(GIVEN ENTRIES Opens)

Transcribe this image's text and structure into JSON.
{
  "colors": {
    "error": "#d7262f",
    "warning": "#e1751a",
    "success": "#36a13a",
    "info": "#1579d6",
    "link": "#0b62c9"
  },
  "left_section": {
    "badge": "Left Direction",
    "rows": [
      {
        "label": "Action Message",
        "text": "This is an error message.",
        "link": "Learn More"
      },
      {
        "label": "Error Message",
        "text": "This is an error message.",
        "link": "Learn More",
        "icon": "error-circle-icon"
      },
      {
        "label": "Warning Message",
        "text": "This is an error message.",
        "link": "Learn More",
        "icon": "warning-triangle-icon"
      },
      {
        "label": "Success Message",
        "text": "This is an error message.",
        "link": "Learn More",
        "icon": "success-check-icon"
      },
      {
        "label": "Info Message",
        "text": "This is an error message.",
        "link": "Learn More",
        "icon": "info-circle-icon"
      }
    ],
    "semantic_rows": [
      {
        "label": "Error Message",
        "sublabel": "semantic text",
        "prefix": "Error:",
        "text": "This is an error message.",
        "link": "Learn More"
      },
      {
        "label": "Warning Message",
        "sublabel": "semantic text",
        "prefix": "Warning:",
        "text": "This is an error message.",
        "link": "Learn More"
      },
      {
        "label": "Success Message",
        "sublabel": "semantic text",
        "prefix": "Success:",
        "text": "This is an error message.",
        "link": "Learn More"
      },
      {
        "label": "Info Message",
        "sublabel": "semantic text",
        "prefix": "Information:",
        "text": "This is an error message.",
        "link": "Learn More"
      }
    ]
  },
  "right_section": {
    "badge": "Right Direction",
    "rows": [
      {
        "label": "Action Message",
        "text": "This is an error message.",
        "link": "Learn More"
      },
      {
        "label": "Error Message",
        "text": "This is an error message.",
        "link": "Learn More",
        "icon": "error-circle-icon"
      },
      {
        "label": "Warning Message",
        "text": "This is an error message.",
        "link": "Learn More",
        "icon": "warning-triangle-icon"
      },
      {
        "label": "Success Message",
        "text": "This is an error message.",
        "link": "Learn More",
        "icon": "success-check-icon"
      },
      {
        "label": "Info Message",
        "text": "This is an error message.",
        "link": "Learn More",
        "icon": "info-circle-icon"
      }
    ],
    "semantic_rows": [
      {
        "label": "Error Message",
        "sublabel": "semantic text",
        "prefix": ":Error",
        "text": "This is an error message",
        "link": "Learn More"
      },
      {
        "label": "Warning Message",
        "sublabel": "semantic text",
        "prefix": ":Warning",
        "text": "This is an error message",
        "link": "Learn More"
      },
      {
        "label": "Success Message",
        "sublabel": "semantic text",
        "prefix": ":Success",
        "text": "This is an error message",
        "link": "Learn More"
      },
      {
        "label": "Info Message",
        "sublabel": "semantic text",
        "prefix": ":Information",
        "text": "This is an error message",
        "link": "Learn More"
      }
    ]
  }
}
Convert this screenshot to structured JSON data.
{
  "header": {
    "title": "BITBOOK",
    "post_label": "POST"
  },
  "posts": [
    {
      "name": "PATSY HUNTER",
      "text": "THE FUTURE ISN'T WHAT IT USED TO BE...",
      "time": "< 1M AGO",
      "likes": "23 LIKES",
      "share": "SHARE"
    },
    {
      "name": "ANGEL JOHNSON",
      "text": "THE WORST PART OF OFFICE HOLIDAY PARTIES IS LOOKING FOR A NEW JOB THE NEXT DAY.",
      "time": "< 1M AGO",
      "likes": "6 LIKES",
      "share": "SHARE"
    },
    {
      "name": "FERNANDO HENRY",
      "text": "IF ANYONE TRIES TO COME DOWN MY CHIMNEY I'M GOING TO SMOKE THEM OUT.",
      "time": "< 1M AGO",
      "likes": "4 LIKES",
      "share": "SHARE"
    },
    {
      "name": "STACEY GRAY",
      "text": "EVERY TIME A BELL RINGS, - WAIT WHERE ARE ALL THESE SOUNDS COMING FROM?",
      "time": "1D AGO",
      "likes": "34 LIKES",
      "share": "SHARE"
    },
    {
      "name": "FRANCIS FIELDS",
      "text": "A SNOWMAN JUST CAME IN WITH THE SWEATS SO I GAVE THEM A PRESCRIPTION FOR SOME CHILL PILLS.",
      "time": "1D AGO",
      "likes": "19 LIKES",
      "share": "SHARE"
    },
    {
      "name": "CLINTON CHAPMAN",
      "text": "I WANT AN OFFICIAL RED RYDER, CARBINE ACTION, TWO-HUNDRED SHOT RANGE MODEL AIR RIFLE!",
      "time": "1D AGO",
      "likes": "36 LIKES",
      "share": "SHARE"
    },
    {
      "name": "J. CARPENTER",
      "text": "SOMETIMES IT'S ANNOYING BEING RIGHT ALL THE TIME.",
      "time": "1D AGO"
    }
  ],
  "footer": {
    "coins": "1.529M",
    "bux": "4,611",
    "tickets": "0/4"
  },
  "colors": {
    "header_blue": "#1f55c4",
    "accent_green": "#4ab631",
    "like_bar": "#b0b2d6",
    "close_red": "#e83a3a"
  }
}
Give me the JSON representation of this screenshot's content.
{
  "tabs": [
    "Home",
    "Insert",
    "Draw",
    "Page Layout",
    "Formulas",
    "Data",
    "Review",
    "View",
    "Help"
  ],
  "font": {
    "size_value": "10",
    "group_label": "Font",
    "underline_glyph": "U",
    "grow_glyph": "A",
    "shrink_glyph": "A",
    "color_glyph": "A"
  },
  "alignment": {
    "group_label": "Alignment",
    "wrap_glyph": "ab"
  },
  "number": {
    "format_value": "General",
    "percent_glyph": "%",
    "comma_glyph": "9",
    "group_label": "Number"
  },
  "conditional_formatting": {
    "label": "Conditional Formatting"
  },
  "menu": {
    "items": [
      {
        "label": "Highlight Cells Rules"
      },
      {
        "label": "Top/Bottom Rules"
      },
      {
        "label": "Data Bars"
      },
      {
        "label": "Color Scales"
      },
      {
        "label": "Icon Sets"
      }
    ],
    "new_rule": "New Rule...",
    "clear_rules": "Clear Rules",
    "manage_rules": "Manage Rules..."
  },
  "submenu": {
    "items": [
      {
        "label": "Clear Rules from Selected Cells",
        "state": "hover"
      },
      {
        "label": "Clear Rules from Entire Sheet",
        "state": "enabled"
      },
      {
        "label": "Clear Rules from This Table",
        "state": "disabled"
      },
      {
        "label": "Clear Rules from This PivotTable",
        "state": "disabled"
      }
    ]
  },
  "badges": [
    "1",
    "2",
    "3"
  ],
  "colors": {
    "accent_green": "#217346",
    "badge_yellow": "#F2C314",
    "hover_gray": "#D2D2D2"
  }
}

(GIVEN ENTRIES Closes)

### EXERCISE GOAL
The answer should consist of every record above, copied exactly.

### FINISHED TASK
Transcribe this image's text and structure into JSON.
{
  "colors": {
    "error": "#d7262f",
    "warning": "#e1751a",
    "success": "#36a13a",
    "info": "#1579d6",
    "link": "#0b62c9"
  },
  "left_section": {
    "badge": "Left Direction",
    "rows": [
      {
        "label": "Action Message",
        "text": "This is an error message.",
        "link": "Learn More"
      },
      {
        "label": "Error Message",
        "text": "This is an error message.",
        "link": "Learn More",
        "icon": "error-circle-icon"
      },
      {
        "label": "Warning Message",
        "text": "This is an error message.",
        "link": "Learn More",
        "icon": "warning-triangle-icon"
      },
      {
        "label": "Success Message",
        "text": "This is an error message.",
        "link": "Learn More",
        "icon": "success-check-icon"
      },
      {
        "label": "Info Message",
        "text": "This is an error message.",
        "link": "Learn More",
        "icon": "info-circle-icon"
      }
    ],
    "semantic_rows": [
      {
        "label": "Error Message",
        "sublabel": "semantic text",
        "prefix": "Error:",
        "text": "This is an error message.",
        "link": "Learn More"
      },
      {
        "label": "Warning Message",
        "sublabel": "semantic text",
        "prefix": "Warning:",
        "text": "This is an error message.",
        "link": "Learn More"
      },
      {
        "label": "Success Message",
        "sublabel": "semantic text",
        "prefix": "Success:",
        "text": "This is an error message.",
        "link": "Learn More"
      },
      {
        "label": "Info Message",
        "sublabel": "semantic text",
        "prefix": "Information:",
        "text": "This is an error message.",
        "link": "Learn More"
      }
    ]
  },
  "right_section": {
    "badge": "Right Direction",
    "rows": [
      {
        "label": "Action Message",
        "text": "This is an error message.",
        "link": "Learn More"
      },
      {
        "label": "Error Message",
        "text": "This is an error message.",
        "link": "Learn More",
        "icon": "error-circle-icon"
      },
      {
        "label": "Warning Message",
        "text": "This is an error message.",
        "link": "Learn More",
        "icon": "warning-triangle-icon"
      },
      {
        "label": "Success Message",
        "text": "This is an error message.",
        "link": "Learn More",
        "icon": "success-check-icon"
      },
      {
        "label": "Info Message",
        "text": "This is an error message.",
        "link": "Learn More",
        "icon": "info-circle-icon"
      }
    ],
    "semantic_rows": [
      {
        "label": "Error Message",
        "sublabel": "semantic text",
        "prefix": ":Error",
        "text": "This is an error message",
        "link": "Learn More"
      },
      {
        "label": "Warning Message",
        "sublabel": "semantic text",
        "prefix": ":Warning",
        "text": "This is an error message",
        "link": "Learn More"
      },
      {
        "label": "Success Message",
        "sublabel": "semantic text",
        "prefix": ":Success",
        "text": "This is an error message",
        "link": "Learn More"
      },
      {
        "label": "Info Message",
        "sublabel": "semantic text",
        "prefix": ":Information",
        "text": "This is an error message",
        "link": "Learn More"
      }
    ]
  }
}
Convert this screenshot to structured JSON data.
{
  "header": {
    "title": "BITBOOK",
    "post_label": "POST"
  },
  "posts": [
    {
      "name": "PATSY HUNTER",
      "text": "THE FUTURE ISN'T WHAT IT USED TO BE...",
      "time": "< 1M AGO",
      "likes": "23 LIKES",
      "share": "SHARE"
    },
    {
      "name": "ANGEL JOHNSON",
      "text": "THE WORST PART OF OFFICE HOLIDAY PARTIES IS LOOKING FOR A NEW JOB THE NEXT DAY.",
      "time": "< 1M AGO",
      "likes": "6 LIKES",
      "share": "SHARE"
    },
    {
      "name": "FERNANDO HENRY",
      "text": "IF ANYONE TRIES TO COME DOWN MY CHIMNEY I'M GOING TO SMOKE THEM OUT.",
      "time": "< 1M AGO",
      "likes": "4 LIKES",
      "share": "SHARE"
    },
    {
      "name": "STACEY GRAY",
      "text": "EVERY TIME A BELL RINGS, - WAIT WHERE ARE ALL THESE SOUNDS COMING FROM?",
      "time": "1D AGO",
      "likes": "34 LIKES",
      "share": "SHARE"
    },
    {
      "name": "FRANCIS FIELDS",
      "text": "A SNOWMAN JUST CAME IN WITH THE SWEATS SO I GAVE THEM A PRESCRIPTION FOR SOME CHILL PILLS.",
      "time": "1D AGO",
      "likes": "19 LIKES",
      "share": "SHARE"
    },
    {
      "name": "CLINTON CHAPMAN",
      "text": "I WANT AN OFFICIAL RED RYDER, CARBINE ACTION, TWO-HUNDRED SHOT RANGE MODEL AIR RIFLE!",
      "time": "1D AGO",
      "likes": "36 LIKES",
      "share": "SHARE"
    },
    {
      "name": "J. CARPENTER",
      "text": "SOMETIMES IT'S ANNOYING BEING RIGHT ALL THE TIME.",
      "time": "1D AGO"
    }
  ],
  "footer": {
    "coins": "1.529M",
    "bux": "4,611",
    "tickets": "0/4"
  },
  "colors": {
    "header_blue": "#1f55c4",
    "accent_green": "#4ab631",
    "like_bar": "#b0b2d6",
    "close_red": "#e83a3a"
  }
}
Give me the JSON representation of this screenshot's content.
{
  "tabs": [
    "Home",
    "Insert",
    "Draw",
    "Page Layout",
    "Formulas",
    "Data",
    "Review",
    "View",
    "Help"
  ],
  "font": {
    "size_value": "10",
    "group_label": "Font",
    "underline_glyph": "U",
    "grow_glyph": "A",
    "shrink_glyph": "A",
    "color_glyph": "A"
  },
  "alignment": {
    "group_label": "Alignment",
    "wrap_glyph": "ab"
  },
  "number": {
    "format_value": "General",
    "percent_glyph": "%",
    "comma_glyph": "9",
    "group_label": "Number"
  },
  "conditional_formatting": {
    "label": "Conditional Formatting"
  },
  "menu": {
    "items": [
      {
        "label": "Highlight Cells Rules"
      },
      {
        "label": "Top/Bottom Rules"
      },
      {
        "label": "Data Bars"
      },
      {
        "label": "Color Scales"
      },
      {
        "label": "Icon Sets"
      }
    ],
    "new_rule": "New Rule...",
    "clear_rules": "Clear Rules",
    "manage_rules": "Manage Rules..."
  },
  "submenu": {
    "items": [
      {
        "label": "Clear Rules from Selected Cells",
        "state": "hover"
      },
      {
        "label": "Clear Rules from Entire Sheet",
        "state": "enabled"
      },
      {
        "label": "Clear Rules from This Table",
        "state": "disabled"
      },
      {
        "label": "Clear Rules from This PivotTable",
        "state": "disabled"
      }
    ]
  },
  "badges": [
    "1",
    "2",
    "3"
  ],
  "colors": {
    "accent_green": "#217346",
    "badge_yellow": "#F2C314",
    "hover_gray": "#D2D2D2"
  }
}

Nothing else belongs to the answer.